'The demand slowdown and lower fuel surcharges are pushing down all-in freight rates in most U.S. container trades, and unsurprisingly carriers are reacting by shedding capacity. These winter retrenchments are not new, but what is different this time round is the lack of cascading options with virtually all routes suffering from the same demand slough. Just how many transpacific ships are parked up – and how long they remain inactive – will serve as a useful barometer for the U.S. economy as a whole in 2009,' Heaney said.
Drewry is projecting a 3.9 percent drop in transpacific eastbound volume in 2008, to 13.9 million TEUs. The forecast for 2009 is 1.9 percent growth.
'However, that forecast was made in September and now looks to be on the high side and is more likely to be zero or worse,' Heaney said.
That sentiment was bolstered by Charles de Trenck, founder of Hong Kong-based Transport Trackers, who said at a conference in early December to plan on zero growth in all major trades and hope for the best in 2009.

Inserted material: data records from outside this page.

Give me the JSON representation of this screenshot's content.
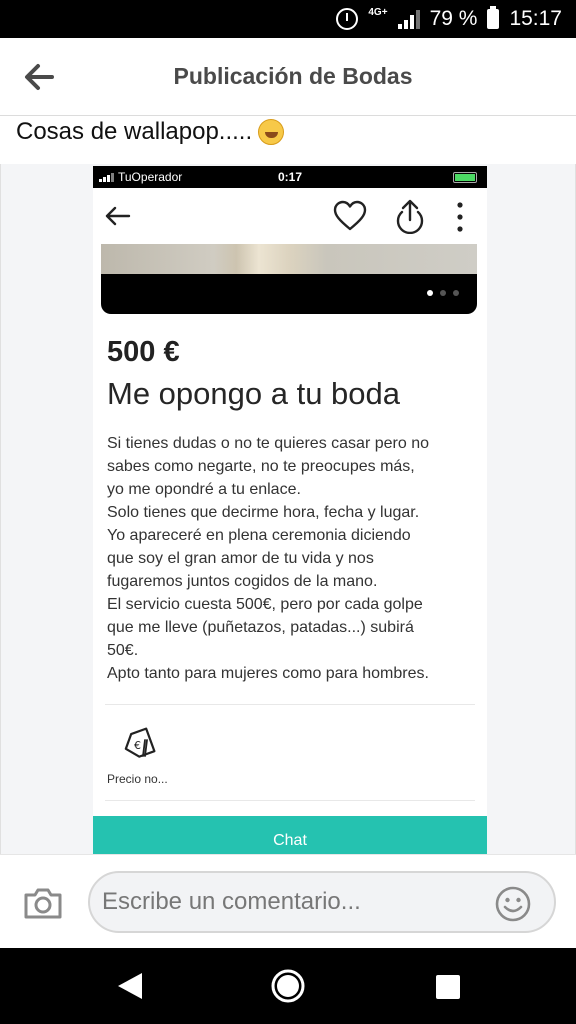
{
  "status_bar": {
    "network": "4G+",
    "battery": "79 %",
    "time": "15:17"
  },
  "app_bar": {
    "title": "Publicación de Bodas"
  },
  "post": {
    "caption": "Cosas de wallapop.....",
    "screenshot": {
      "ios_status": {
        "operator": "TuOperador",
        "time": "0:17"
      },
      "listing": {
        "price": "500 €",
        "title": "Me opongo a tu boda",
        "description_lines": [
          "Si tienes dudas o no te quieres casar pero no",
          "sabes como negarte, no te preocupes más,",
          "yo me opondré a tu enlace.",
          "Solo tienes que decirme hora, fecha y lugar.",
          "Yo apareceré en plena ceremonia diciendo",
          "que soy el gran amor de tu vida y nos",
          "fugaremos juntos cogidos de la mano.",
          "El servicio cuesta 500€, pero por cada golpe",
          "que me lleve (puñetazos, patadas...) subirá",
          "50€.",
          "Apto tanto para mujeres como para hombres."
        ],
        "price_tag_label": "Precio no...",
        "chat_button": "Chat"
      }
    }
  },
  "composer": {
    "placeholder": "Escribe un comentario..."
  },
  "colors": {
    "chat_accent": "#25c2b0",
    "status_bar": "#000000"
  }
}
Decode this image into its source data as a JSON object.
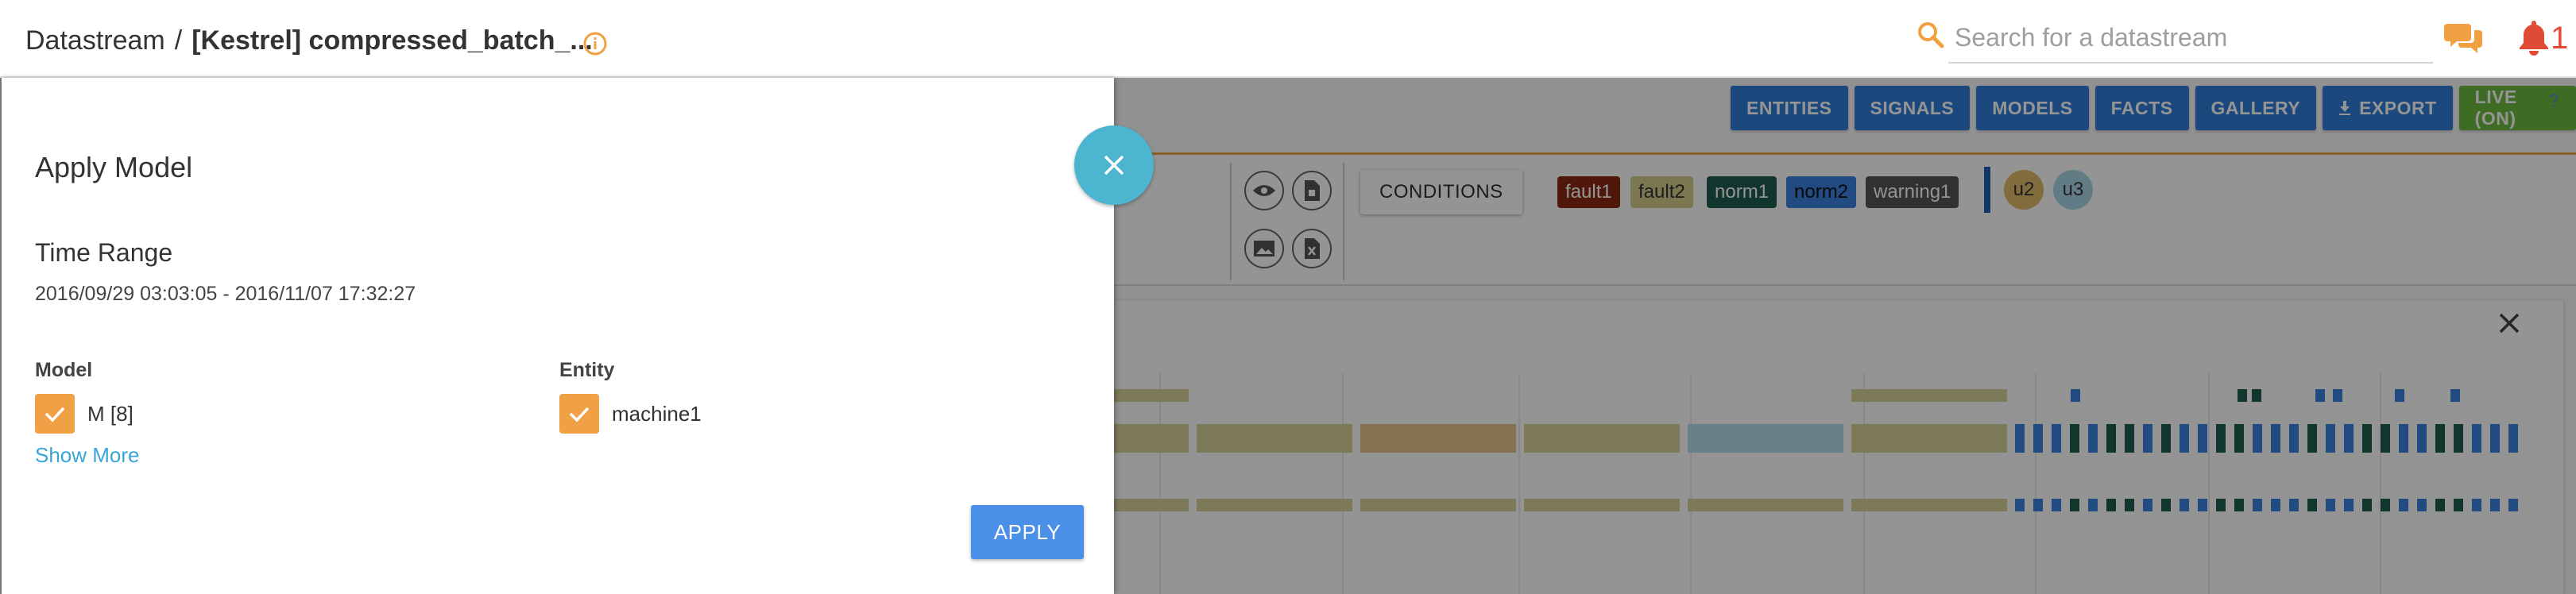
{
  "header": {
    "breadcrumb_root": "Datastream",
    "breadcrumb_sep": "/",
    "breadcrumb_current": "[Kestrel] compressed_batch_...",
    "search_placeholder": "Search for a datastream",
    "notification_count": "1"
  },
  "toolbar": {
    "entities": "ENTITIES",
    "signals": "SIGNALS",
    "models": "MODELS",
    "facts": "FACTS",
    "gallery": "GALLERY",
    "export": "EXPORT",
    "live": "LIVE (ON)",
    "help": "?"
  },
  "conditions_label": "CONDITIONS",
  "tags": [
    {
      "label": "fault1",
      "bg": "#8b2a12",
      "fg": "#ffffff"
    },
    {
      "label": "fault2",
      "bg": "#d4cf8c",
      "fg": "#333333"
    },
    {
      "label": "norm1",
      "bg": "#1e5e4e",
      "fg": "#ffffff"
    },
    {
      "label": "norm2",
      "bg": "#3b82e0",
      "fg": "#111111"
    },
    {
      "label": "warning1",
      "bg": "#555555",
      "fg": "#ffffff"
    }
  ],
  "user_circles": [
    {
      "label": "u2",
      "bg": "#e0b86a"
    },
    {
      "label": "u3",
      "bg": "#a8d6e6"
    }
  ],
  "drawer": {
    "title": "Apply Model",
    "time_range_label": "Time Range",
    "time_range_value": "2016/09/29 03:03:05 - 2016/11/07 17:32:27",
    "model_label": "Model",
    "model_item": "M [8]",
    "entity_label": "Entity",
    "entity_item": "machine1",
    "show_more": "Show More",
    "apply": "APPLY"
  },
  "colors": {
    "accent_teal": "#4cb5cf",
    "checkbox_orange": "#f0a045",
    "apply_blue": "#4a8fe8",
    "toolbar_blue": "#2f7ed8",
    "live_green": "#6dba3e",
    "link_blue": "#3aa6d8"
  },
  "icons": {
    "info": "info-icon",
    "search": "search-icon",
    "chat": "chat-icon",
    "bell": "bell-icon",
    "close": "close-icon",
    "check": "check-icon",
    "eye": "eye-icon",
    "file": "file-icon",
    "image": "image-icon",
    "download": "download-icon"
  }
}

As for the rate outlook next year, Drewry predicts carriers will keep at their goal of recovering more costs.
'Despite the recent drop in bunker prices carriers are unlikely to let up in their efforts at recouping a greater share of fuel surcharges from shippers, especially for U.S. inland,' Heaney said. 'Ocean carriers must look enviously at the big U.S. railroads, which are far more adept at collecting surcharges, and as a result have been able to increase intermodal prices despite lower volumes.'

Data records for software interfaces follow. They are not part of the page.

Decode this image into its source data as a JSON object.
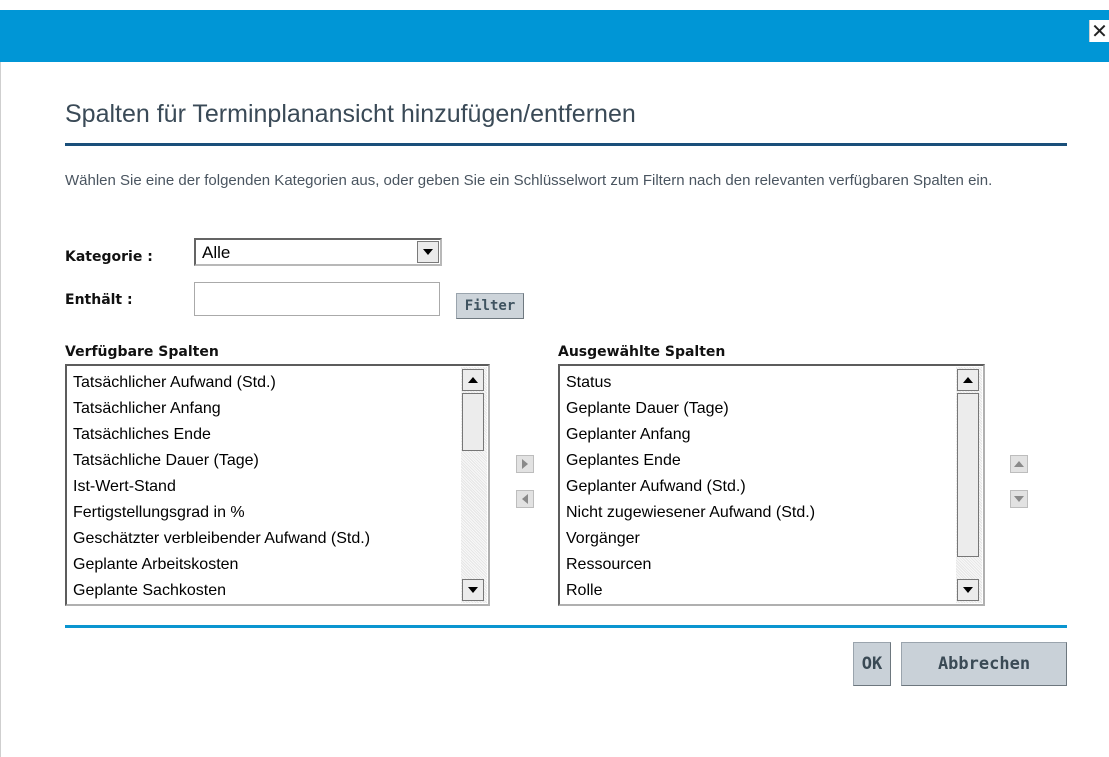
{
  "window": {
    "close_glyph": "✕",
    "titlebar_color": "#0096d6"
  },
  "dialog": {
    "title": "Spalten für Terminplanansicht hinzufügen/entfernen",
    "instructions": "Wählen Sie eine der folgenden Kategorien aus, oder geben Sie ein Schlüsselwort zum Filtern nach den relevanten verfügbaren Spalten ein."
  },
  "filters": {
    "category_label": "Kategorie :",
    "category_value": "Alle",
    "contains_label": "Enthält :",
    "contains_value": "",
    "filter_button": "Filter"
  },
  "available": {
    "heading": "Verfügbare Spalten",
    "items": [
      "Tatsächlicher Aufwand (Std.)",
      "Tatsächlicher Anfang",
      "Tatsächliches Ende",
      "Tatsächliche Dauer (Tage)",
      "Ist-Wert-Stand",
      "Fertigstellungsgrad in %",
      "Geschätzter verbleibender Aufwand (Std.)",
      "Geplante Arbeitskosten",
      "Geplante Sachkosten"
    ]
  },
  "selected": {
    "heading": "Ausgewählte Spalten",
    "items": [
      "Status",
      "Geplante Dauer (Tage)",
      "Geplanter Anfang",
      "Geplantes Ende",
      "Geplanter Aufwand (Std.)",
      "Nicht zugewiesener Aufwand (Std.)",
      "Vorgänger",
      "Ressourcen",
      "Rolle"
    ]
  },
  "icons": {
    "move_right": "arrow-right-icon",
    "move_left": "arrow-left-icon",
    "move_up": "arrow-up-icon",
    "move_down": "arrow-down-icon"
  },
  "buttons": {
    "ok": "OK",
    "cancel": "Abbrechen"
  }
}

Containerization International, in a November analysis of freight rates, said it expects ship utilization levels on the eastbound transpacific to fall from 86 percent currently to 83 percent in the first half of 2009.
That's not 'disastrous,' CI said, but 'they are a far cry from what ocean carriers have been used to since 2002, when China first exploded on to the international trading scene.' The load factors are also lower than what the Transpacific Stabilization Agreement has been forecasting.
'The falling rates suggest that carriers still place considerable emphasis on market share and full ships, with the whole situation exacerbated by non-vessel operators and logistics agents 'cleverly playing carriers off against each other,' ' Lloyd's List reported in November.